» GIVEN INFORMATION
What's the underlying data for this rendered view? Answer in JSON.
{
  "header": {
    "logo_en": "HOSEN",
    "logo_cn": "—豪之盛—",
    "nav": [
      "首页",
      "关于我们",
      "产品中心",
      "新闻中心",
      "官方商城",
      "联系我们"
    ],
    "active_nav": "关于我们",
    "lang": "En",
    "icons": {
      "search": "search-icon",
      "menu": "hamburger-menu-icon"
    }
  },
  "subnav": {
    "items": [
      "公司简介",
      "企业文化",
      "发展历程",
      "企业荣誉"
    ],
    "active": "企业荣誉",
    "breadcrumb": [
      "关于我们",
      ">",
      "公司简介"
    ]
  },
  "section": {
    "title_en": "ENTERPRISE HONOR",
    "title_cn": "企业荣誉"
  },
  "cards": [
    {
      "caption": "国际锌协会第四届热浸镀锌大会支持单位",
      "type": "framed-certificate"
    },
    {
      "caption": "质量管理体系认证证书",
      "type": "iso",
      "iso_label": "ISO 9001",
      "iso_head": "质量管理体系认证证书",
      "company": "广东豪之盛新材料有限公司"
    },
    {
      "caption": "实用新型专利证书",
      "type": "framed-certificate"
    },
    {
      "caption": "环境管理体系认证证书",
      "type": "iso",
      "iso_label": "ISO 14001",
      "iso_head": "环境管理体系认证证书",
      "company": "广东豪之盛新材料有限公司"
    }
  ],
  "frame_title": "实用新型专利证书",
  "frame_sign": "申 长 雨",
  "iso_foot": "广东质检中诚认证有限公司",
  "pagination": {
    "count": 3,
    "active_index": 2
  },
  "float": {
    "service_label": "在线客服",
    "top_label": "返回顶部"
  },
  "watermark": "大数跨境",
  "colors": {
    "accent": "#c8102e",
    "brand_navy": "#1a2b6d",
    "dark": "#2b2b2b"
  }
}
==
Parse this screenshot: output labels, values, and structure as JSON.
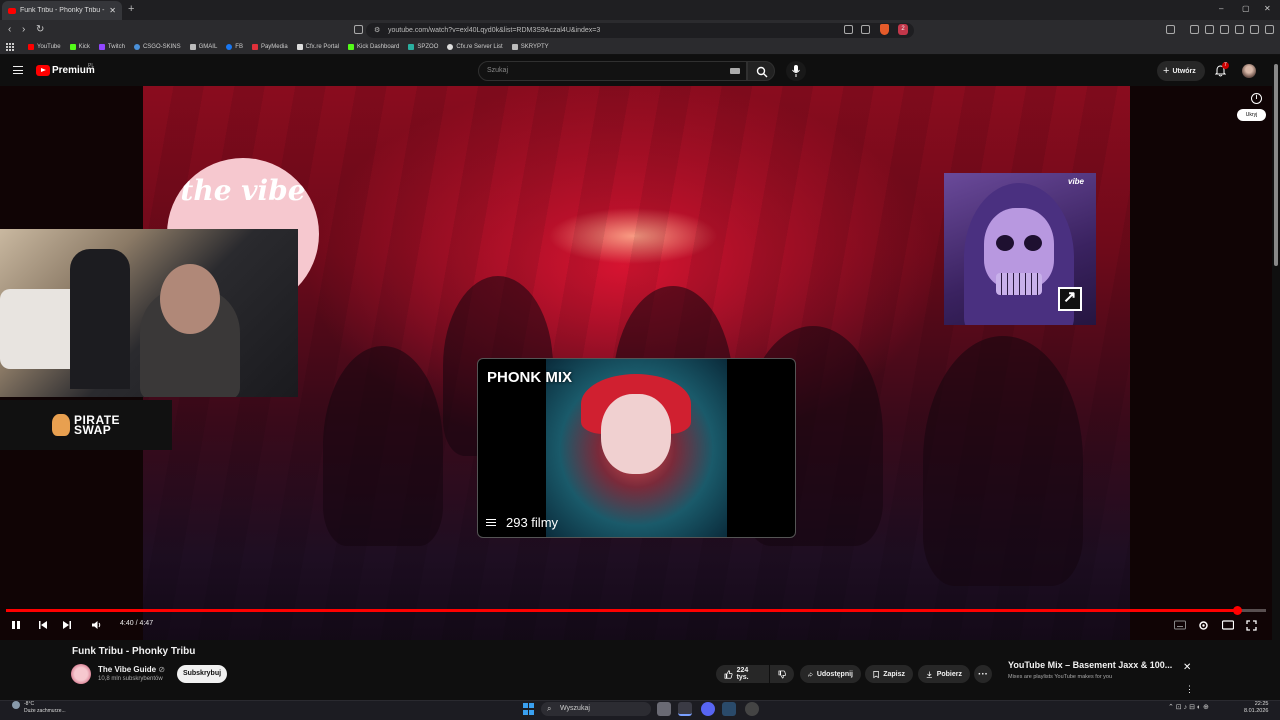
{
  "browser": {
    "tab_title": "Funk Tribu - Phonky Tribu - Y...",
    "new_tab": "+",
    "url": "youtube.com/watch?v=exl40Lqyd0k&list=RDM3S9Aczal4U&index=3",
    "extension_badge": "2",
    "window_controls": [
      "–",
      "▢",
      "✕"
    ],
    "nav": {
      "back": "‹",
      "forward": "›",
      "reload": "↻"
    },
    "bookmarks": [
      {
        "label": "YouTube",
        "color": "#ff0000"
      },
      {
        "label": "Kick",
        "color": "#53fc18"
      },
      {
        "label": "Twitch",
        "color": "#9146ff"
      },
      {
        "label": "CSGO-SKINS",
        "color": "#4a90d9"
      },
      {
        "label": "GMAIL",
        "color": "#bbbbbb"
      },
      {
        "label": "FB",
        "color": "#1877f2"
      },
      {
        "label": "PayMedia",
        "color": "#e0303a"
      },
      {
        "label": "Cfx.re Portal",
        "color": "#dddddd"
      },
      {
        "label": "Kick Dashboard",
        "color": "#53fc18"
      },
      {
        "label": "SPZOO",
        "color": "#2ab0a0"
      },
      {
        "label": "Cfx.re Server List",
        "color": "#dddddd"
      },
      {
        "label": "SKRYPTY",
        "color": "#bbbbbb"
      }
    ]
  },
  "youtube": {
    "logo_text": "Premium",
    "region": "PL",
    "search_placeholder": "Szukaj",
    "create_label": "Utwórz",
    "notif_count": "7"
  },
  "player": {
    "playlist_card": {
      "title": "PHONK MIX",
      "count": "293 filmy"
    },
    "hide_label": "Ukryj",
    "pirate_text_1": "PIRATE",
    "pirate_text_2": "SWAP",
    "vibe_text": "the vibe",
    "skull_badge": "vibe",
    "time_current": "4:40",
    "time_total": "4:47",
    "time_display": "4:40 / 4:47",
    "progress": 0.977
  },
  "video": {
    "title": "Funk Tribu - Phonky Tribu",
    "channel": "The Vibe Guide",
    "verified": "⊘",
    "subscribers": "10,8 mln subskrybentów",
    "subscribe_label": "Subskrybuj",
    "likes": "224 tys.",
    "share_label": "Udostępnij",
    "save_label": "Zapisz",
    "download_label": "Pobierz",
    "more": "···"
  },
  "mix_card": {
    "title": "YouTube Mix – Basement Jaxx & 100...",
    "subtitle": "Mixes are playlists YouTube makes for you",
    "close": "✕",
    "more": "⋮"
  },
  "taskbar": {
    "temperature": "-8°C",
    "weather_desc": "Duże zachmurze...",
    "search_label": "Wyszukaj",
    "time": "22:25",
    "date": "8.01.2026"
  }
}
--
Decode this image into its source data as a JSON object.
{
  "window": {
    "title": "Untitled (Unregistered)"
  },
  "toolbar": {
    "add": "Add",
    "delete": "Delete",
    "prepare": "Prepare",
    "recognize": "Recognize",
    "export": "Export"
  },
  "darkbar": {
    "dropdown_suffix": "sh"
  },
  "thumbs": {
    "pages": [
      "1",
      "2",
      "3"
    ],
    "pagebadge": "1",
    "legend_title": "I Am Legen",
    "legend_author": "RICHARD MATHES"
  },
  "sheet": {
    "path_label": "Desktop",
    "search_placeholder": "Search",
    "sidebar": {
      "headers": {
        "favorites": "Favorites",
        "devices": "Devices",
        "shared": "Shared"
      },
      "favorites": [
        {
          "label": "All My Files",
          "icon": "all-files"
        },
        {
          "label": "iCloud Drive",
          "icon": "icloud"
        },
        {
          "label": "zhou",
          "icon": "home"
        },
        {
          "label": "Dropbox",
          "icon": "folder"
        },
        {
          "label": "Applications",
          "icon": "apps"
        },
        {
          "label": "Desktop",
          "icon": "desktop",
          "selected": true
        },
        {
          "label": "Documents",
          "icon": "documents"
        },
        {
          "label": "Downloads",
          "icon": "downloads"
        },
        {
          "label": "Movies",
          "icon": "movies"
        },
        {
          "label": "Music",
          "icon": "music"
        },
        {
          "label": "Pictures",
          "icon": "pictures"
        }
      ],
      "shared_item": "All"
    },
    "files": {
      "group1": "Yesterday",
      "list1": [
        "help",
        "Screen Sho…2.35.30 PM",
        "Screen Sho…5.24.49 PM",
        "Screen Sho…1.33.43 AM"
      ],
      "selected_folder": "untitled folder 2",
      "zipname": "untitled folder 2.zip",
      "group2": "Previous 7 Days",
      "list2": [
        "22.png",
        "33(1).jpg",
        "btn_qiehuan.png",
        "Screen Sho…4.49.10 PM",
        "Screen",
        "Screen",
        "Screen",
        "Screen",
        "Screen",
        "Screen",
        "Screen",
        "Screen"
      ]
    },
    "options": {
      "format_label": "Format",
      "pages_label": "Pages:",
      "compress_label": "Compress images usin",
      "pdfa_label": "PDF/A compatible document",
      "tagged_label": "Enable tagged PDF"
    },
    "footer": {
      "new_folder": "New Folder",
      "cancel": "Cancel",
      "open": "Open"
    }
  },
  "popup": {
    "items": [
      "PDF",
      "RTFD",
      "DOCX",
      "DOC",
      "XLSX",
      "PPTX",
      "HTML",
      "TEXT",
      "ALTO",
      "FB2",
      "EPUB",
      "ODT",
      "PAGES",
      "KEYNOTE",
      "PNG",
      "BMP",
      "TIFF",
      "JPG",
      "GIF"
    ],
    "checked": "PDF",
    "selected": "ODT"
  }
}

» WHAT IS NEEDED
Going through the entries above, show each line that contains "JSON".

» COMPLETED EXERCISE
What's the underlying data for this rendered view? Answer in JSON.
Parse this screenshot: output labels, values, and structure as JSON.
Decode this image into its source data as a JSON object.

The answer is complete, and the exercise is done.